The warning is also given to us. What do we see in these specific sins which speaks to us? Are we in danger of making idols? Certainly not in the sense which they were, but I wonder if consumerism hasn’t become an idol for us? What other idols might cause us to stop depending only on God? Are we in danger of sexual immorality? When the assumed perspective of the world around us expects that people will sleep around and live together before marriage, there is a great danger that some may fall into this sin. When we doubt the goodness of God in times of trial and tragedy, are we not also in danger of testing God? And what about grumbling? So even though these sins were aimed specifically at the Corinthians, they certainly land solidly in our world and stand as a warning to us.

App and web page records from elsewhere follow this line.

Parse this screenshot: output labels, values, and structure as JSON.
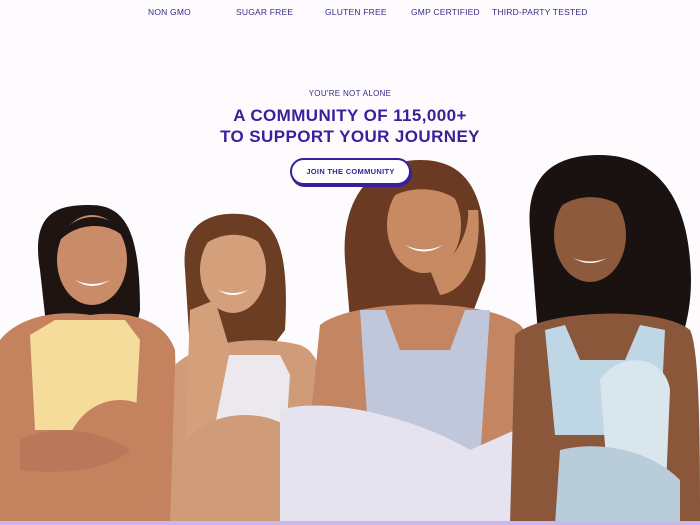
{
  "badges": [
    "NON GMO",
    "SUGAR FREE",
    "GLUTEN FREE",
    "GMP CERTIFIED",
    "THIRD-PARTY TESTED"
  ],
  "hero": {
    "eyebrow": "YOU'RE NOT ALONE",
    "headline_line1": "A COMMUNITY OF 115,000+",
    "headline_line2": "TO SUPPORT YOUR JOURNEY",
    "cta_label": "JOIN THE COMMUNITY"
  },
  "colors": {
    "brand_purple": "#3a1f9c",
    "background": "#fdfbfd",
    "bottom_bar": "#c9b7ee"
  }
}
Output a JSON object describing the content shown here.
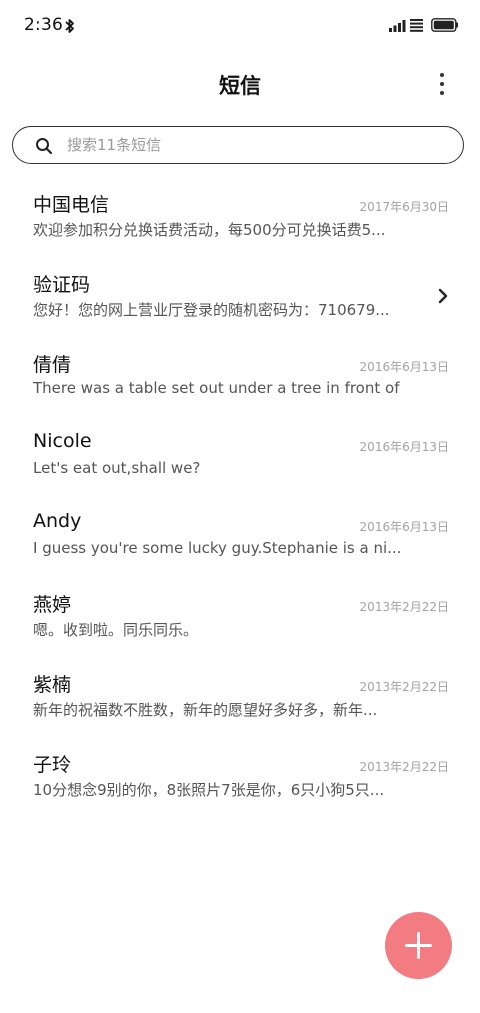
{
  "status_bar": {
    "time": "2:36",
    "icons": [
      "bluetooth-icon",
      "signal-icon",
      "data-icon",
      "battery-icon"
    ]
  },
  "header": {
    "title": "短信",
    "more_icon": "more-vertical-icon"
  },
  "search": {
    "placeholder": "搜索11条短信",
    "value": "",
    "icon": "search-icon"
  },
  "messages": [
    {
      "name": "中国电信",
      "date": "2017年6月30日",
      "preview": "欢迎参加积分兑换话费活动，每500分可兑换话费5..."
    },
    {
      "name": "验证码",
      "date": "",
      "preview": "您好！您的网上营业厅登录的随机密码为：710679...",
      "icon": "chevron-right-icon"
    },
    {
      "name": "倩倩",
      "date": "2016年6月13日",
      "preview": "There was a table set out under a tree in front of ..."
    },
    {
      "name": "Nicole",
      "date": "2016年6月13日",
      "preview": "Let's eat out,shall we?"
    },
    {
      "name": "Andy",
      "date": "2016年6月13日",
      "preview": "I guess you're some lucky guy.Stephanie is a ni..."
    },
    {
      "name": "燕婷",
      "date": "2013年2月22日",
      "preview": "嗯。收到啦。同乐同乐。"
    },
    {
      "name": "紫楠",
      "date": "2013年2月22日",
      "preview": "新年的祝福数不胜数，新年的愿望好多好多，新年..."
    },
    {
      "name": "子玲",
      "date": "2013年2月22日",
      "preview": "10分想念9别的你，8张照片7张是你，6只小狗5只..."
    }
  ],
  "compose": {
    "icon": "plus-icon",
    "color": "#f37c82"
  }
}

III.            Warning and Promise

A.                 A Warning for Us

So Paul concludes this section by declaring that all of these things were written down as a warning to us. We stand not at the beginning of God’s work of calling a people to Himself, but at the end. We are living in the time of the fulfillment of God’s promises. Jesus has come and we now live in the end time. We no longer wait for the coming of God’s promise in Jesus, but simply for their final completion.

As people who are living so near the end, the warning becomes even more significant because the truth is that Jesus could return at any time. When He does, will he find us entangled in sins that will leave us lost or will He find us striving daily to live in the reality of the new life which He has given to us. Paul clearly and directly declares the warning: “if you think you are standing, be careful that you don’t fall!!”

The Old Testament people assumed they stood because of their experiences with God, but they forgot about the meaning of that relationship and were careless and allowed sin to enter into their life. We are in the same danger and if we are not disciplined in our seeking after God and diligent in avoiding every temptation, we may find ourselves also falling into sin and forgetting what it is that we have been redeemed for and forgetting the grand prize which will be ours if we remain faithful.

B.                 God Is Faithful

But Paul seems loathe to leave this powerful theme with a warning and instead concludes with a promise. His promise is that God is faithful. God has begun the good work in us and God will help us complete it.

There are two things which God does in His faithfulness. One is to make sure that we will never be tempted beyond what we will be able to bear. Temptation is a common human experience. No one is a special case; we are all subject to the same type and intensity of temptations. But God will never allow temptation to force itself upon us so that we have no strength to refuse. The reality is that we often give up far too easily.

The other promise is that on every path of temptation that comes into our life, not from God, but from the world around us, God provides exit doors. All we have to do is walk through those exit doors. If we persist in pushing through to the temptation, the exit door does not help us, but it is always there and we need to look for it and take it.


Last week’s message pointed to Jesus and as we come to the conclusion of this message, I want to point to Jesus again. It is in Him that we will have the strength and ability to overcome.

So I want to invite you to remember one thing and commit to three things.

Remember that the reward for which we are waiting is amazing. Our life now is but a short piece of our life for all eternity and most of it will be in eternity and will be wonderful. That is the prize for which we have been redeemed and towards which we strive.

Therefore, I invite you to commit yourselves to the self discipline which will bring you towards that prize.

I invite you to commit yourself to examining your life to make sure that you are standing and not in danger of falling. If God’s Spirit is reminding you of some sin which is leading you towards destruction, confess your sin and know that He is faithful and just and will forgive your sin.

I invite you to commit your life to Jesus once again and to recognize the power, victory and joy there is in living in Him.

I invite you to make these commitments by declaring them to someone this morning so that they can pray for you and encourage you as you run along the path towards the prize.

See the rest →
See the rest →